• _THE PROBLEM_: Go through the listing below and output it word for word.

•••••

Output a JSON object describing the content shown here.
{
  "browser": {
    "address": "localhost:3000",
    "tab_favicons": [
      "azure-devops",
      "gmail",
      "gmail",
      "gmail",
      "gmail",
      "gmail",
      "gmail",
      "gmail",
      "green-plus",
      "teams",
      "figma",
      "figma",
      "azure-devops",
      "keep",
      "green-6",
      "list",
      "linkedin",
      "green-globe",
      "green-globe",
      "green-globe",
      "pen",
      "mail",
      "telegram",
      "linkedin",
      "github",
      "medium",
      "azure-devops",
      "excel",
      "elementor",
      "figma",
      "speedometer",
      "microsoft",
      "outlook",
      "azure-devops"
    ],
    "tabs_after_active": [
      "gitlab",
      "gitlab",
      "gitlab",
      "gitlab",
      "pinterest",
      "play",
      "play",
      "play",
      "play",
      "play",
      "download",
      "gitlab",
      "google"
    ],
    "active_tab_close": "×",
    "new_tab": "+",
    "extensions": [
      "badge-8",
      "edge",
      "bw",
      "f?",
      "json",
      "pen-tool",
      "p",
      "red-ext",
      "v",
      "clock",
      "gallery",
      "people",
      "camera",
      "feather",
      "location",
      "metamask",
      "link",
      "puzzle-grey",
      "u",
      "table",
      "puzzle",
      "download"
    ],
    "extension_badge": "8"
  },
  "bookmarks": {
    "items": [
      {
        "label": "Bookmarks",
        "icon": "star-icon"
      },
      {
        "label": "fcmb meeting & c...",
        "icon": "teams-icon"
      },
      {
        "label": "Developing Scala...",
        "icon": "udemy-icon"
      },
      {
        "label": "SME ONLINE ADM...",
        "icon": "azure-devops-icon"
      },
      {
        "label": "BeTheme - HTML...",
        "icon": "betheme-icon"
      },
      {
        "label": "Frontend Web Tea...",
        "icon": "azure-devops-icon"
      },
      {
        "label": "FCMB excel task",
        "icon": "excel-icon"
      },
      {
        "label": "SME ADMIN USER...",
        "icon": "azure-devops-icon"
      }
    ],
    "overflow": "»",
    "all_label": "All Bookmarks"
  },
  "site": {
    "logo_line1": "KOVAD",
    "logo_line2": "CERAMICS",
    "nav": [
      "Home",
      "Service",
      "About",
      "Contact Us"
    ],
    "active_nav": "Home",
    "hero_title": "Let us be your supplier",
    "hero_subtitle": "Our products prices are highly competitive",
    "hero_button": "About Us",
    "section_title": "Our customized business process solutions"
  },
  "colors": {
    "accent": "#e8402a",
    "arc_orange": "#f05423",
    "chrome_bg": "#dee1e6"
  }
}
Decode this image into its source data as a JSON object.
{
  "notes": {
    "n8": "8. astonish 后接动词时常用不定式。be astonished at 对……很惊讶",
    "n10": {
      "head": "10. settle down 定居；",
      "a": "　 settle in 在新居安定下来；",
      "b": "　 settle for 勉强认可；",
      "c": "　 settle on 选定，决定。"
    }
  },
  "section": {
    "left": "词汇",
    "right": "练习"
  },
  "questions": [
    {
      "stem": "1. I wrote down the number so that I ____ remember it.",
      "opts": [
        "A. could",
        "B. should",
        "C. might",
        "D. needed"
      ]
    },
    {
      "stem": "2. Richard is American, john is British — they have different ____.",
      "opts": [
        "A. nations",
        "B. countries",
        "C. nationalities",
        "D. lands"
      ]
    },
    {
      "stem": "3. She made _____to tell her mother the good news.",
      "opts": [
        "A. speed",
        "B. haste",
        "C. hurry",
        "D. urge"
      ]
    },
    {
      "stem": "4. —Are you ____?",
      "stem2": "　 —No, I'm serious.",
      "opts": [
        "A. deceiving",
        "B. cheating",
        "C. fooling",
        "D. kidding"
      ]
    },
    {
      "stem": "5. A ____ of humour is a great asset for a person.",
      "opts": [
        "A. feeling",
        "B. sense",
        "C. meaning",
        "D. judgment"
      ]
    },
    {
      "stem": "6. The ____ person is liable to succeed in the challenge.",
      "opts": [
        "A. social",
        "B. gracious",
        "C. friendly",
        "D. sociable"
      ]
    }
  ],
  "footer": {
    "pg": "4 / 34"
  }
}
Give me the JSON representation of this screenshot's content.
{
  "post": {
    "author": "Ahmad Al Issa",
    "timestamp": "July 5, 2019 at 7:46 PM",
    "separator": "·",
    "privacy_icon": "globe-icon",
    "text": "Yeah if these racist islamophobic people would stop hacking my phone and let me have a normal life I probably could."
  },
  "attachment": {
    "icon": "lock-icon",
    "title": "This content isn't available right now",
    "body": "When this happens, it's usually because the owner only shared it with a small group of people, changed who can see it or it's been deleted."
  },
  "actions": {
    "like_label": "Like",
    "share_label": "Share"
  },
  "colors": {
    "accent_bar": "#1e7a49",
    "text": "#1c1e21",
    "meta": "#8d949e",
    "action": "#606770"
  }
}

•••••

• _EXERCISE SOLUTION_:
Output a JSON object describing the content shown here.
{
  "browser": {
    "address": "localhost:3000",
    "tab_favicons": [
      "azure-devops",
      "gmail",
      "gmail",
      "gmail",
      "gmail",
      "gmail",
      "gmail",
      "gmail",
      "green-plus",
      "teams",
      "figma",
      "figma",
      "azure-devops",
      "keep",
      "green-6",
      "list",
      "linkedin",
      "green-globe",
      "green-globe",
      "green-globe",
      "pen",
      "mail",
      "telegram",
      "linkedin",
      "github",
      "medium",
      "azure-devops",
      "excel",
      "elementor",
      "figma",
      "speedometer",
      "microsoft",
      "outlook",
      "azure-devops"
    ],
    "tabs_after_active": [
      "gitlab",
      "gitlab",
      "gitlab",
      "gitlab",
      "pinterest",
      "play",
      "play",
      "play",
      "play",
      "play",
      "download",
      "gitlab",
      "google"
    ],
    "active_tab_close": "×",
    "new_tab": "+",
    "extensions": [
      "badge-8",
      "edge",
      "bw",
      "f?",
      "json",
      "pen-tool",
      "p",
      "red-ext",
      "v",
      "clock",
      "gallery",
      "people",
      "camera",
      "feather",
      "location",
      "metamask",
      "link",
      "puzzle-grey",
      "u",
      "table",
      "puzzle",
      "download"
    ],
    "extension_badge": "8"
  },
  "bookmarks": {
    "items": [
      {
        "label": "Bookmarks",
        "icon": "star-icon"
      },
      {
        "label": "fcmb meeting & c...",
        "icon": "teams-icon"
      },
      {
        "label": "Developing Scala...",
        "icon": "udemy-icon"
      },
      {
        "label": "SME ONLINE ADM...",
        "icon": "azure-devops-icon"
      },
      {
        "label": "BeTheme - HTML...",
        "icon": "betheme-icon"
      },
      {
        "label": "Frontend Web Tea...",
        "icon": "azure-devops-icon"
      },
      {
        "label": "FCMB excel task",
        "icon": "excel-icon"
      },
      {
        "label": "SME ADMIN USER...",
        "icon": "azure-devops-icon"
      }
    ],
    "overflow": "»",
    "all_label": "All Bookmarks"
  },
  "site": {
    "logo_line1": "KOVAD",
    "logo_line2": "CERAMICS",
    "nav": [
      "Home",
      "Service",
      "About",
      "Contact Us"
    ],
    "active_nav": "Home",
    "hero_title": "Let us be your supplier",
    "hero_subtitle": "Our products prices are highly competitive",
    "hero_button": "About Us",
    "section_title": "Our customized business process solutions"
  },
  "colors": {
    "accent": "#e8402a",
    "arc_orange": "#f05423",
    "chrome_bg": "#dee1e6"
  }
}
Decode this image into its source data as a JSON object.
{
  "notes": {
    "n8": "8. astonish 后接动词时常用不定式。be astonished at 对……很惊讶",
    "n10": {
      "head": "10. settle down 定居；",
      "a": "　 settle in 在新居安定下来；",
      "b": "　 settle for 勉强认可；",
      "c": "　 settle on 选定，决定。"
    }
  },
  "section": {
    "left": "词汇",
    "right": "练习"
  },
  "questions": [
    {
      "stem": "1. I wrote down the number so that I ____ remember it.",
      "opts": [
        "A. could",
        "B. should",
        "C. might",
        "D. needed"
      ]
    },
    {
      "stem": "2. Richard is American, john is British — they have different ____.",
      "opts": [
        "A. nations",
        "B. countries",
        "C. nationalities",
        "D. lands"
      ]
    },
    {
      "stem": "3. She made _____to tell her mother the good news.",
      "opts": [
        "A. speed",
        "B. haste",
        "C. hurry",
        "D. urge"
      ]
    },
    {
      "stem": "4. —Are you ____?",
      "stem2": "　 —No, I'm serious.",
      "opts": [
        "A. deceiving",
        "B. cheating",
        "C. fooling",
        "D. kidding"
      ]
    },
    {
      "stem": "5. A ____ of humour is a great asset for a person.",
      "opts": [
        "A. feeling",
        "B. sense",
        "C. meaning",
        "D. judgment"
      ]
    },
    {
      "stem": "6. The ____ person is liable to succeed in the challenge.",
      "opts": [
        "A. social",
        "B. gracious",
        "C. friendly",
        "D. sociable"
      ]
    }
  ],
  "footer": {
    "pg": "4 / 34"
  }
}
Give me the JSON representation of this screenshot's content.
{
  "post": {
    "author": "Ahmad Al Issa",
    "timestamp": "July 5, 2019 at 7:46 PM",
    "separator": "·",
    "privacy_icon": "globe-icon",
    "text": "Yeah if these racist islamophobic people would stop hacking my phone and let me have a normal life I probably could."
  },
  "attachment": {
    "icon": "lock-icon",
    "title": "This content isn't available right now",
    "body": "When this happens, it's usually because the owner only shared it with a small group of people, changed who can see it or it's been deleted."
  },
  "actions": {
    "like_label": "Like",
    "share_label": "Share"
  },
  "colors": {
    "accent_bar": "#1e7a49",
    "text": "#1c1e21",
    "meta": "#8d949e",
    "action": "#606770"
  }
}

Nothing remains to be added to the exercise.